Linux deserves MUCH better, because it offers hope to those wanting more security, stability ( maybe not firefox? ) , openness and affordability ( you may not be poor, but that does not change the reality that for 'some' people linux IS a alterative to the poor house ).
bye 4 now.
Last edited by smaker; May 18th, 2007 at 04:29 PM.
Wow for someone that's not really good at English from looks of the first few posts, you sure seem more articulated in your last post.
People need a reason to switch. If your switching just to switch or because you heard about how much better linux was, then I suggest you return to windows. Not because I don't want you here, but because you will have a better user experience.
*Don't PM me directly for support, open a new thread
*Looking for a MythTV quick start guide?
Maybe my comments were a bit to cryptic.
Originally Posted by eentonig View Post
To start: Forget "Like in windows"
Linux isn't windows. And if you want to use linux, all the knowledge you gathered using windows is practically useless. So if you keep comparing it to what you know in Windows, it's just a way to get frustrated.
So this wasn't meant to pick on Windows. If someone wants to use windows, I support them with whatever question they have. Just as I'll do over here.
If you want "Like in windows", stay in windows. Ubuntu and Linux in general is NOT like windows. And it will never be like that.
Same as above. Don't use linux if you want it to be a free windows replacement. It is a free Windows replacement. But it's definitly not the same. Be prepared for that.
Concerning your issue, just try the 'restricted drivers' and see what happens. It's a pop-up to inform you it might not work, but it doesn't garantuee that it wont work.
This has been explained enough in the previous posts, I guess?
Allthough I strongly recommend you to improve your english skills if you want to install things like this under linux. Most support you'll need is available, but in english.
And this is the one that most likely fired you up. correct?

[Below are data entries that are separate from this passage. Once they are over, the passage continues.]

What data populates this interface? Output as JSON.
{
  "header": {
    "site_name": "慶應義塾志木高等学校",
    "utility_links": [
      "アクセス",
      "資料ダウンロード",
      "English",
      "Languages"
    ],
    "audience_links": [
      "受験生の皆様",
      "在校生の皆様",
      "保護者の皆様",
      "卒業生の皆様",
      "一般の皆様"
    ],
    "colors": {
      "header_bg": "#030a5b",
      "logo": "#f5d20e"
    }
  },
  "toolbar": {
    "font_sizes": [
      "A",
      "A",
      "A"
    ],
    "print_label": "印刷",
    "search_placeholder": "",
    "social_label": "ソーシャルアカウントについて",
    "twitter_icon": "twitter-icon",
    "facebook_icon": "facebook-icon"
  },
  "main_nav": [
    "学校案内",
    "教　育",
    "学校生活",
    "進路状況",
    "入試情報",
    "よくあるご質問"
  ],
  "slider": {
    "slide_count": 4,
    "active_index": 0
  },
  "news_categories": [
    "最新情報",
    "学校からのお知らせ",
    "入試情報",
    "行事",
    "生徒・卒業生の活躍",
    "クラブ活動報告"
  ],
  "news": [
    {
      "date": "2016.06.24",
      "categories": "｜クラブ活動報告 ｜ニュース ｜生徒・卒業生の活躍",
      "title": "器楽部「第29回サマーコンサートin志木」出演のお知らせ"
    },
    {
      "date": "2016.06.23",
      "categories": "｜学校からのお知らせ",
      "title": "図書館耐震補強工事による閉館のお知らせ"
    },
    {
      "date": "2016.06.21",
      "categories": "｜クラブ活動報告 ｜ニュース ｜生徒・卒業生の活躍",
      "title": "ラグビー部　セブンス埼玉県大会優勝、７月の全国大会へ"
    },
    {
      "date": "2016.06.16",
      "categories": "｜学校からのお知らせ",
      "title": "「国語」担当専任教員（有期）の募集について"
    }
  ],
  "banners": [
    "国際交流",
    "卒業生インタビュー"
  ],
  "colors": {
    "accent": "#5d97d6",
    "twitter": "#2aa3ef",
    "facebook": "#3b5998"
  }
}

I'm not a native english speaking guy myself (hence the obvious errors in my writing.). And using and installing linux doesn't necessarely require you to even speak it. Most distributions have tons off translations that allow regular users to work in almost any language they desire. But as soon as you start playing with what's under the hood, you'd better be able to fluently read and understand what the people write about in the support forums.
And so far, I have only found decent, system wide, support on english forums. I'm dutch speaking myself, fluent in French and adequate to understand German. I know some good fora in those languages, but they never cover all my needs.